Scottish academics among global critics of FT series on Corbyn agenda
Dozens of global economists, academics and civil society leaders, including two Scottish university professors, have written to the Financial Times to criticise its recent series on the Labour Party’s economic agenda.
Christine Cooper, professor of accounting at the University of Edinburgh, and Felix FitzRoy, emeritus professor of economics at the University of St Andrews, are among the 82 signatories to the letter, which says that the series “fails to appreciate the severity of the UK’s current economic condition, and reproduces a number of misconceptions”.
The other signatories include senior economists such as David Blanchflower, professor of economics at Dartmouth College, who previously sat on the Monetary Policy Committee of the Bank of England, and Thomas Piketty, professor at the Paris School of Economics and EHESS, who authored the 2013 best-seller Capital in the Twenty-First Century.
In The Corbyn Revolution, FT examined how what impact a Labour government under Jeremy Corbyn would have on the British economy, particularly through proposals to transform company ownership and the tax system – some of which were developed since the party’s last manifesto.
In their letter, the global critics said the piece on spending “implies that Labour’s proposals are unaffordable”, but that it was based on analysis from the Office for Budget Responsibility (OBR) which “ignores the impact of public spending on growth, and thus on tax receipts”.

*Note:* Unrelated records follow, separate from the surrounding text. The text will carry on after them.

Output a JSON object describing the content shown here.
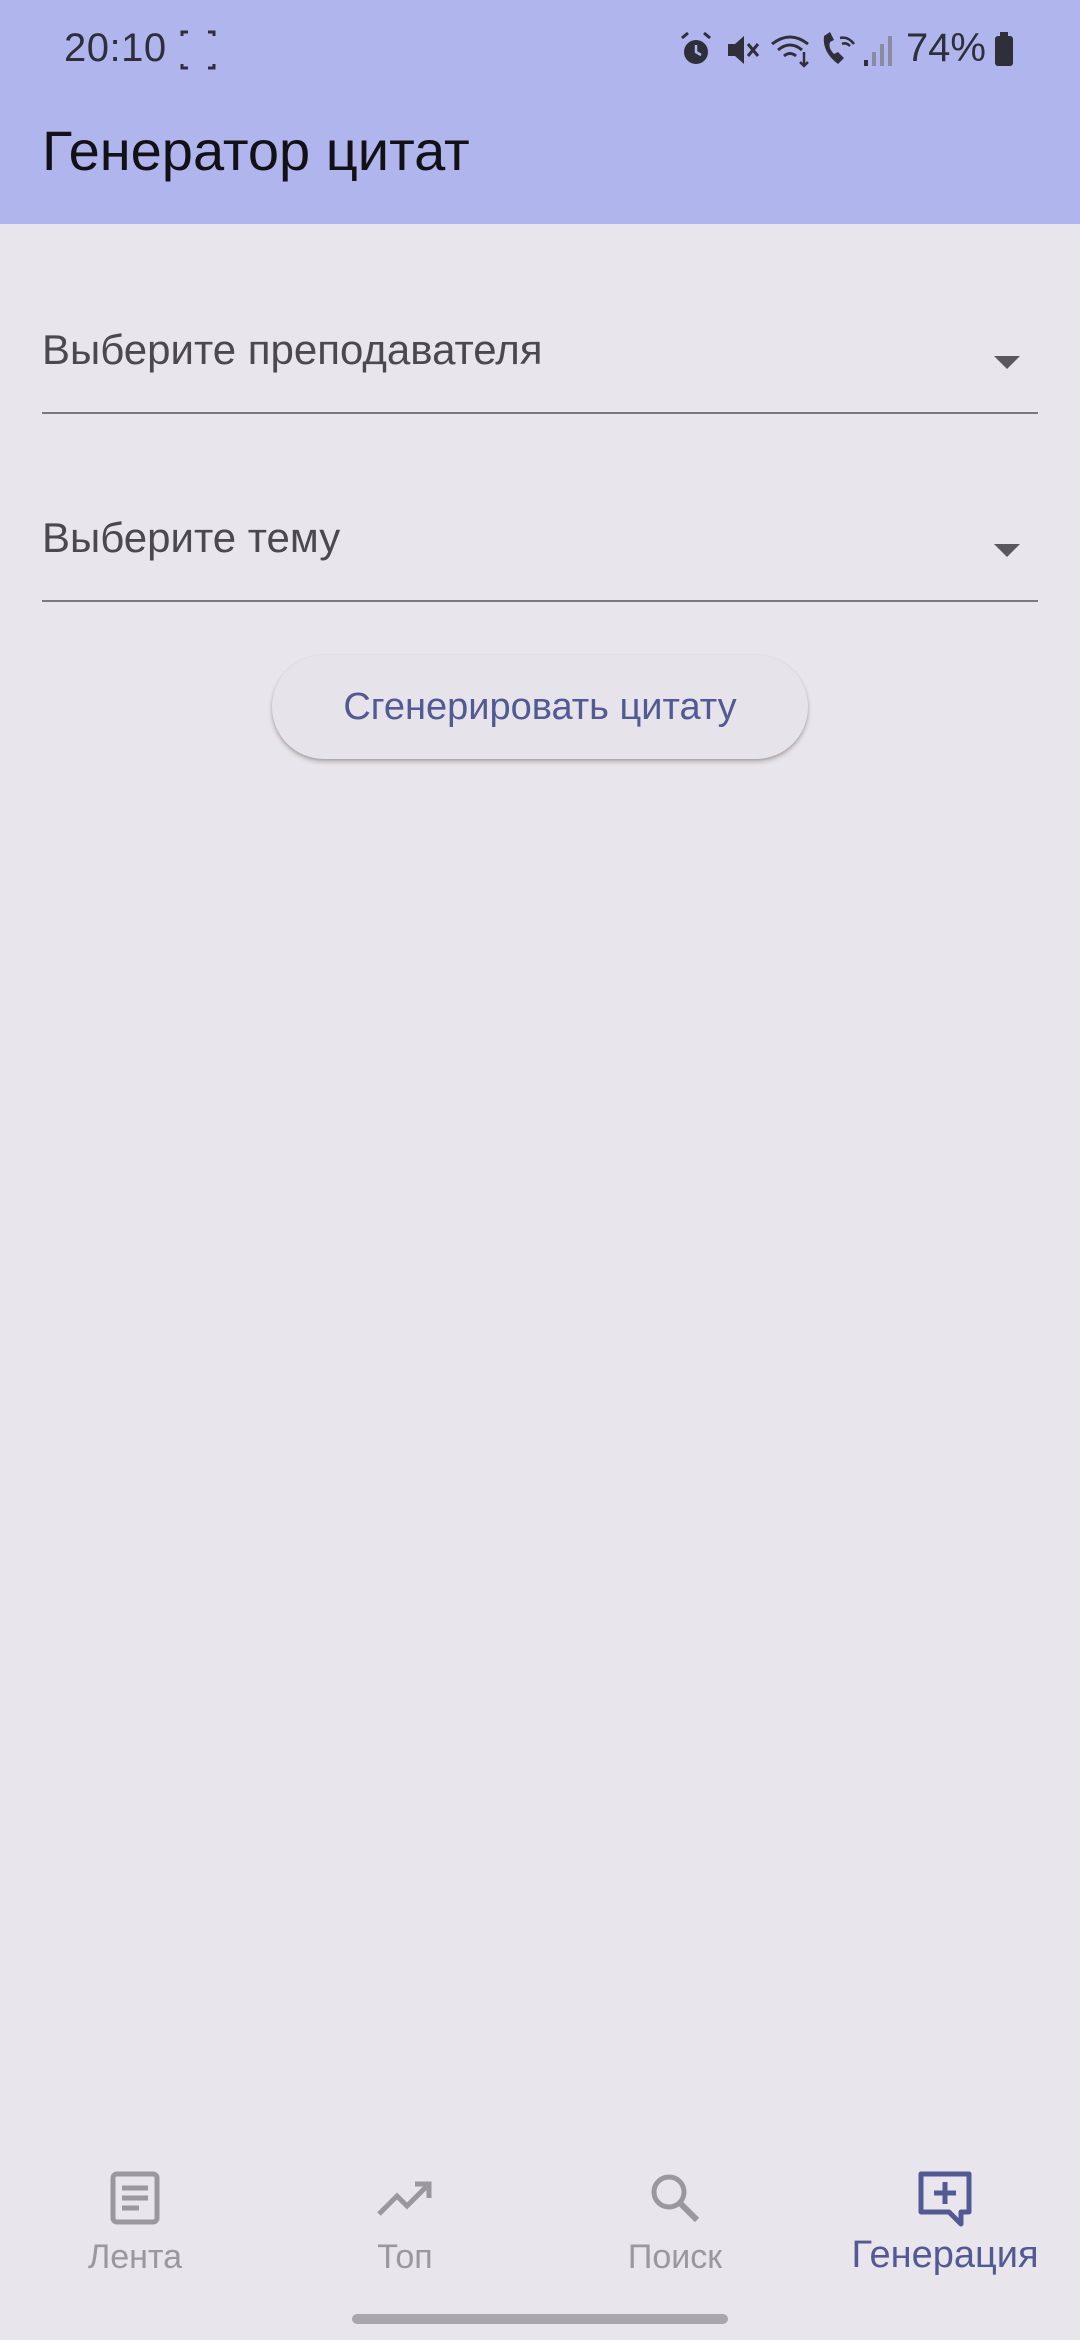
{
  "status_bar": {
    "time": "20:10",
    "battery_percent": "74%",
    "icons": [
      "screenshot-frame-icon",
      "alarm-icon",
      "mute-icon",
      "wifi-data-icon",
      "wifi-calling-icon",
      "signal-icon",
      "battery-icon"
    ]
  },
  "app_bar": {
    "title": "Генератор цитат",
    "background": "#b0b5ee"
  },
  "form": {
    "teacher_select": {
      "placeholder": "Выберите преподавателя"
    },
    "topic_select": {
      "placeholder": "Выберите тему"
    },
    "generate_button": {
      "label": "Сгенерировать цитату"
    }
  },
  "bottom_nav": {
    "items": [
      {
        "label": "Лента",
        "icon": "feed-icon",
        "active": false
      },
      {
        "label": "Топ",
        "icon": "trending-icon",
        "active": false
      },
      {
        "label": "Поиск",
        "icon": "search-icon",
        "active": false
      },
      {
        "label": "Генерация",
        "icon": "add-comment-icon",
        "active": true
      }
    ],
    "active_color": "#525a93",
    "inactive_color": "#9a979e"
  }
}
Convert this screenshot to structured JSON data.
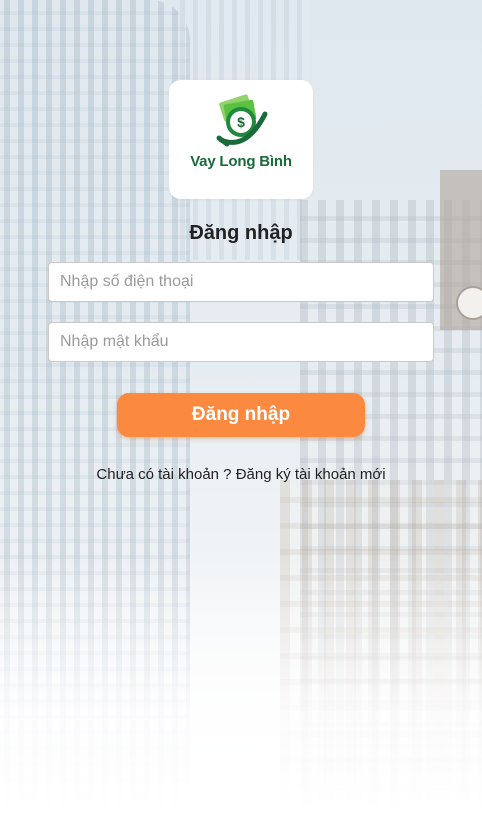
{
  "logo": {
    "name": "Vay Long Bình",
    "colors": {
      "green_dark": "#1a6a3a",
      "green_light": "#5cc043"
    }
  },
  "login": {
    "title": "Đăng nhập",
    "phone_placeholder": "Nhập số điện thoại",
    "password_placeholder": "Nhập mật khẩu",
    "submit_label": "Đăng nhập",
    "submit_color": "#fb8a40"
  },
  "signup": {
    "prompt": "Chưa có tài khoản ? ",
    "link_label": "Đăng ký tài khoản mới"
  }
}
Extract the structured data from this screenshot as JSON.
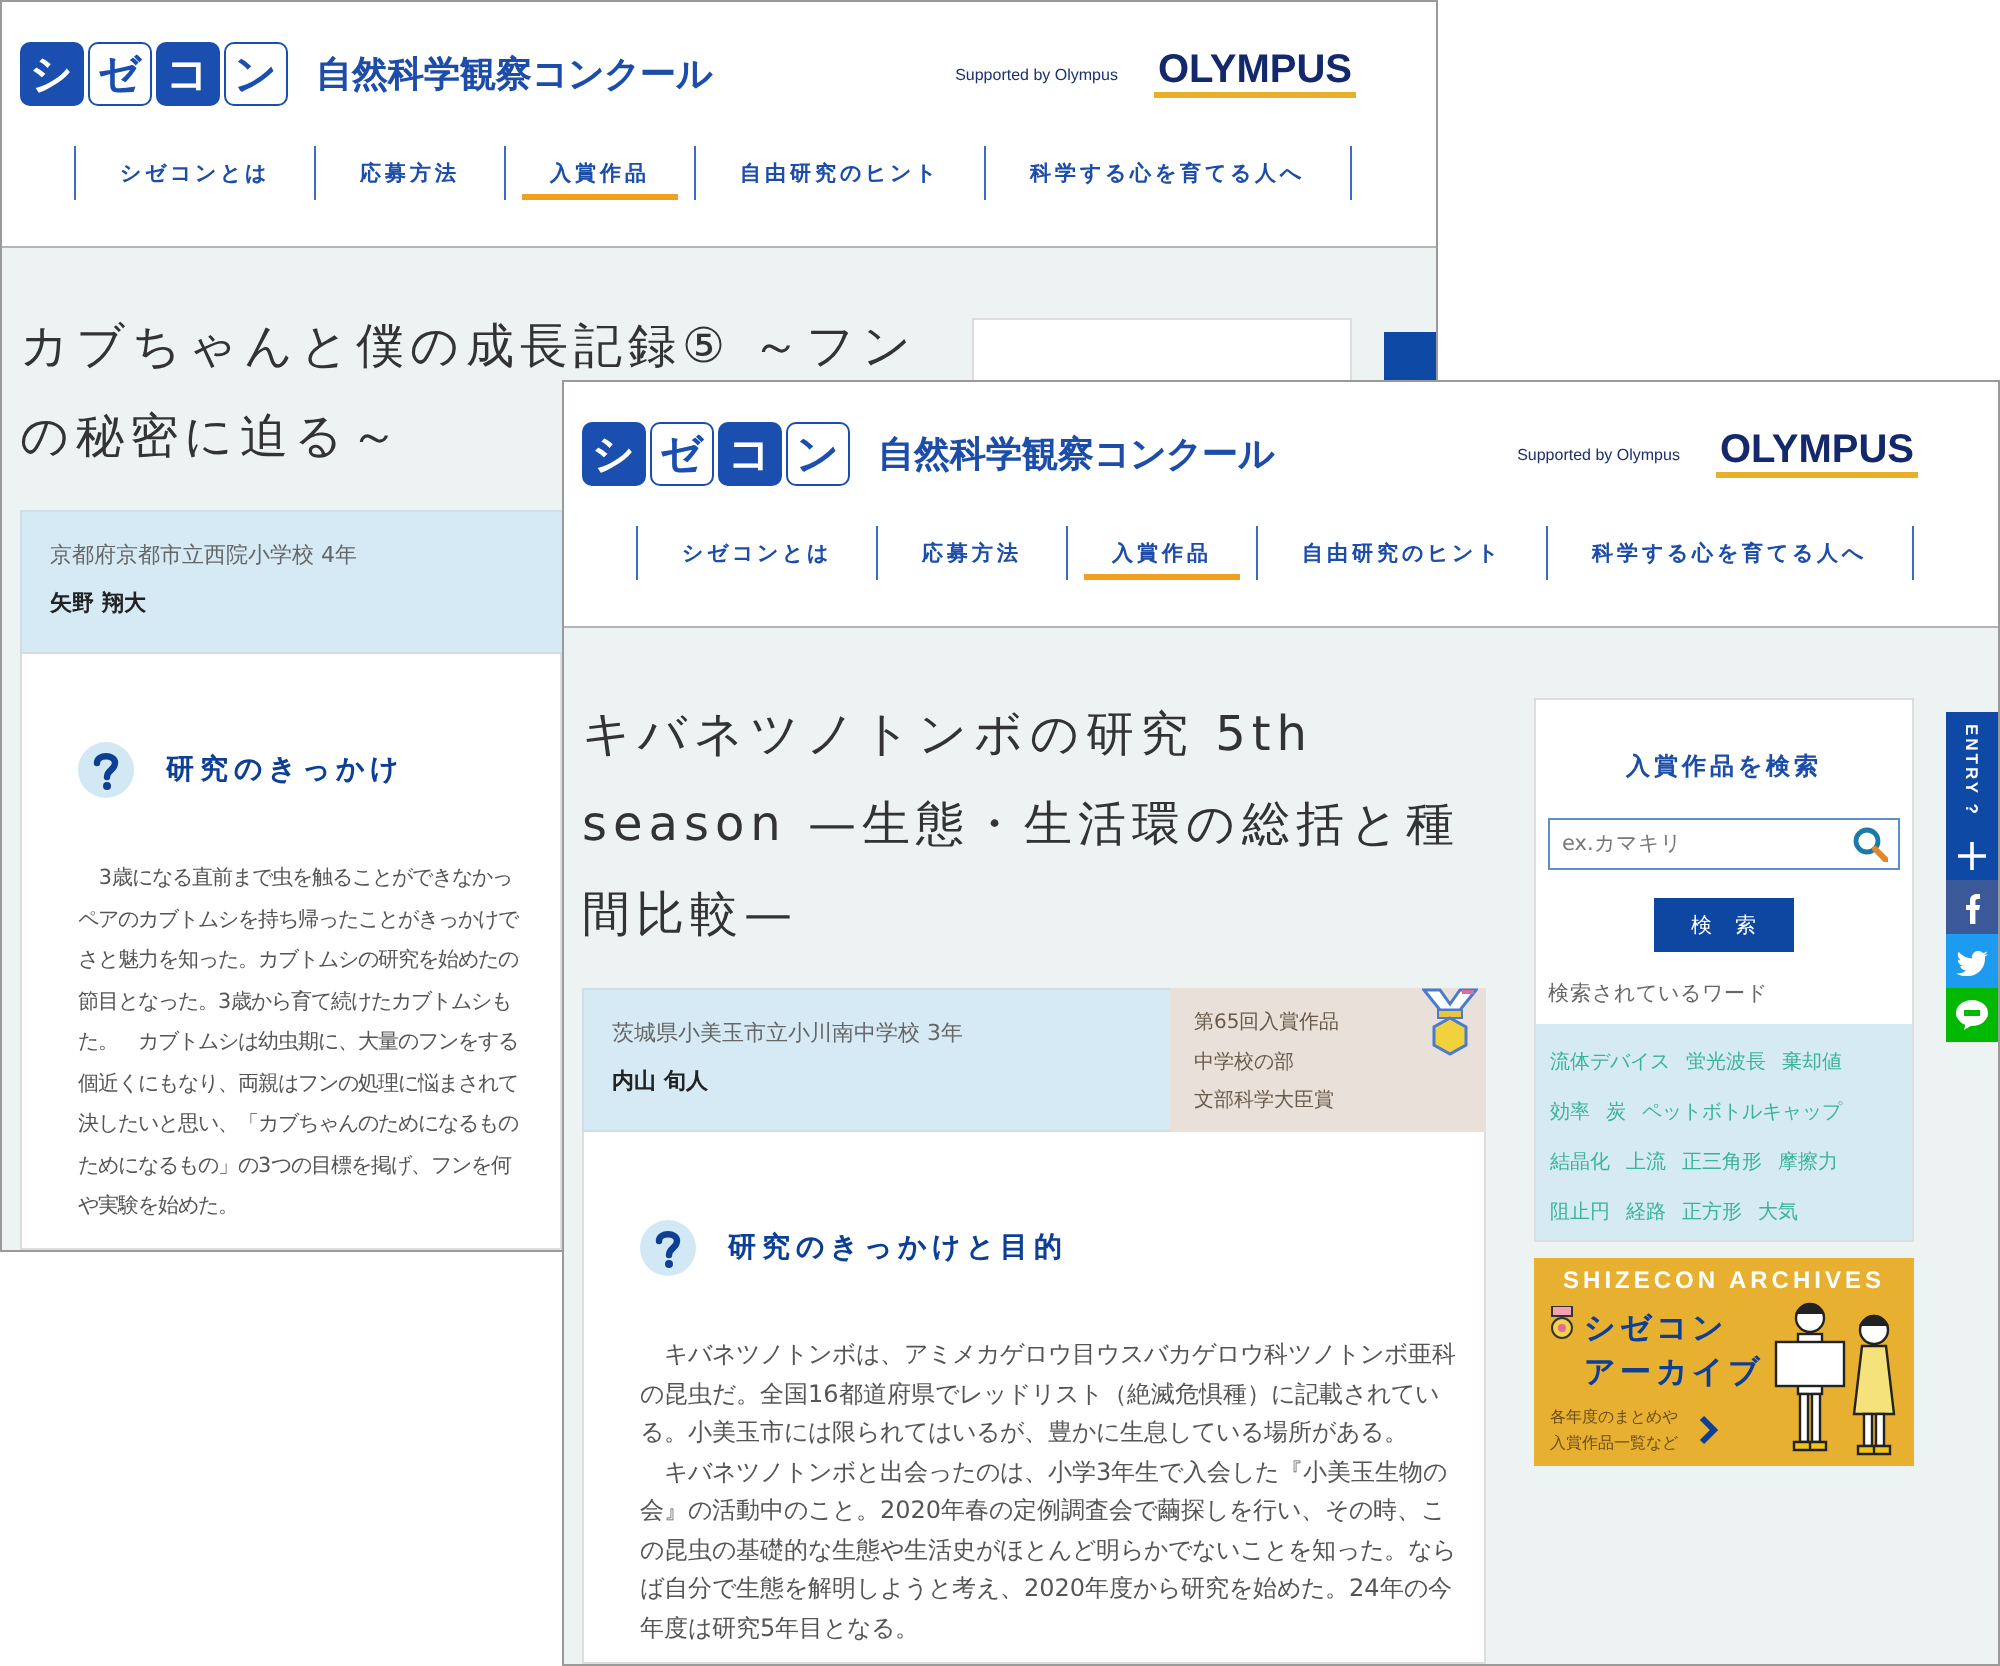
{
  "back_window": {
    "header": {
      "logo_boxes": [
        {
          "char": "シ",
          "filled": true
        },
        {
          "char": "ゼ",
          "filled": false
        },
        {
          "char": "コ",
          "filled": true
        },
        {
          "char": "ン",
          "filled": false
        }
      ],
      "site_name": "自然科学観察コンクール",
      "supported_by": "Supported by Olympus",
      "sponsor_logo": "OLYMPUS"
    },
    "nav": [
      {
        "label": "シゼコンとは",
        "selected": false
      },
      {
        "label": "応募方法",
        "selected": false
      },
      {
        "label": "入賞作品",
        "selected": true
      },
      {
        "label": "自由研究のヒント",
        "selected": false
      },
      {
        "label": "科学する心を育てる人へ",
        "selected": false
      }
    ],
    "title_lines": [
      "カブちゃんと僕の成長記録⑤ ～フン",
      "の秘密に迫る～"
    ],
    "student": {
      "school": "京都府京都市立西院小学校 4年",
      "name": "矢野 翔大"
    },
    "section": {
      "heading": "研究のきっかけ",
      "lines": [
        "3歳になる直前まで虫を触ることができなかっ",
        "ペアのカブトムシを持ち帰ったことがきっかけで",
        "さと魅力を知った。カブトムシの研究を始めたの",
        "節目となった。3歳から育て続けたカブトムシも",
        "た。　カブトムシは幼虫期に、大量のフンをする",
        "個近くにもなり、両親はフンの処理に悩まされて",
        "決したいと思い、「カブちゃんのためになるもの",
        "ためになるもの」の3つの目標を掲げ、フンを何",
        "や実験を始めた。"
      ]
    }
  },
  "front_window": {
    "header": {
      "logo_boxes": [
        {
          "char": "シ",
          "filled": true
        },
        {
          "char": "ゼ",
          "filled": false
        },
        {
          "char": "コ",
          "filled": true
        },
        {
          "char": "ン",
          "filled": false
        }
      ],
      "site_name": "自然科学観察コンクール",
      "supported_by": "Supported by Olympus",
      "sponsor_logo": "OLYMPUS"
    },
    "nav": [
      {
        "label": "シゼコンとは",
        "selected": false
      },
      {
        "label": "応募方法",
        "selected": false
      },
      {
        "label": "入賞作品",
        "selected": true
      },
      {
        "label": "自由研究のヒント",
        "selected": false
      },
      {
        "label": "科学する心を育てる人へ",
        "selected": false
      }
    ],
    "title_lines": [
      "キバネツノトンボの研究 5th",
      "season —生態・生活環の総括と種",
      "間比較—"
    ],
    "student": {
      "school": "茨城県小美玉市立小川南中学校 3年",
      "name": "内山 旬人"
    },
    "award": {
      "lines": [
        "第65回入賞作品",
        "中学校の部",
        "文部科学大臣賞"
      ]
    },
    "section": {
      "heading": "研究のきっかけと目的",
      "paragraphs": [
        "キバネツノトンボは、アミメカゲロウ目ウスバカゲロウ科ツノトンボ亜科の昆虫だ。全国16都道府県でレッドリスト（絶滅危惧種）に記載されている。小美玉市には限られてはいるが、豊かに生息している場所がある。",
        "キバネツノトンボと出会ったのは、小学3年生で入会した『小美玉生物の会』の活動中のこと。2020年春の定例調査会で繭探しを行い、その時、この昆虫の基礎的な生態や生活史がほとんど明らかでないことを知った。ならば自分で生態を解明しようと考え、2020年度から研究を始めた。24年の今年度は研究5年目となる。"
      ]
    },
    "sidebar": {
      "search_title": "入賞作品を検索",
      "search": {
        "placeholder": "ex.カマキリ"
      },
      "search_button": "検　索",
      "words_label": "検索されているワード",
      "words": [
        "流体デバイス",
        "蛍光波長",
        "棄却値",
        "効率",
        "炭",
        "ペットボトルキャップ",
        "結晶化",
        "上流",
        "正三角形",
        "摩擦力",
        "阻止円",
        "経路",
        "正方形",
        "大気"
      ],
      "archive": {
        "heading": "SHIZECON ARCHIVES",
        "title_lines": [
          "シゼコン",
          "アーカイブ"
        ],
        "note_lines": [
          "各年度のまとめや",
          "入賞作品一覧など"
        ]
      }
    },
    "share": {
      "entry_label": "ENTRY ?"
    }
  }
}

They wrote: “As senior IMF economists have noted in their critique of austerity, this relationship is critical. Today the government can borrow at negative real interest rates: many pressing infrastructure, education and environment projects offer returns well above zero and can therefore generate higher future tax receipts, supporting not detracting from fiscal sustainability. Taxation levels in the UK remain lower than in most European countries.”
In another piece, FT said a Labour government would “confiscate about £300bn of shares in 7,000 large companies and hand them to workers in one of the biggest state raids on the private sector to take place in a western democracy”.
However, the critics said it is “a category error” to suggest that the government would confiscate shares, as the proposal “neither reduces the book value of corporate entities, nor requires them to pay cash out”. The plan to require companies to issue new shares and give them to a mutual fund would mirror “the accepted practice of issuing shares for executive compensation”, they said.
The letter concludes: “The UK’s economic model has failed before. In both the 1940s and 1980s, major policy changes were made in response. At first seen as overly radical, they were later accepted across the political spectrum.
“Since 2008 the UK economy has again been failing, with today’s political crisis one of the consequences. This is precisely the time when bold ideas are needed from all political parties.”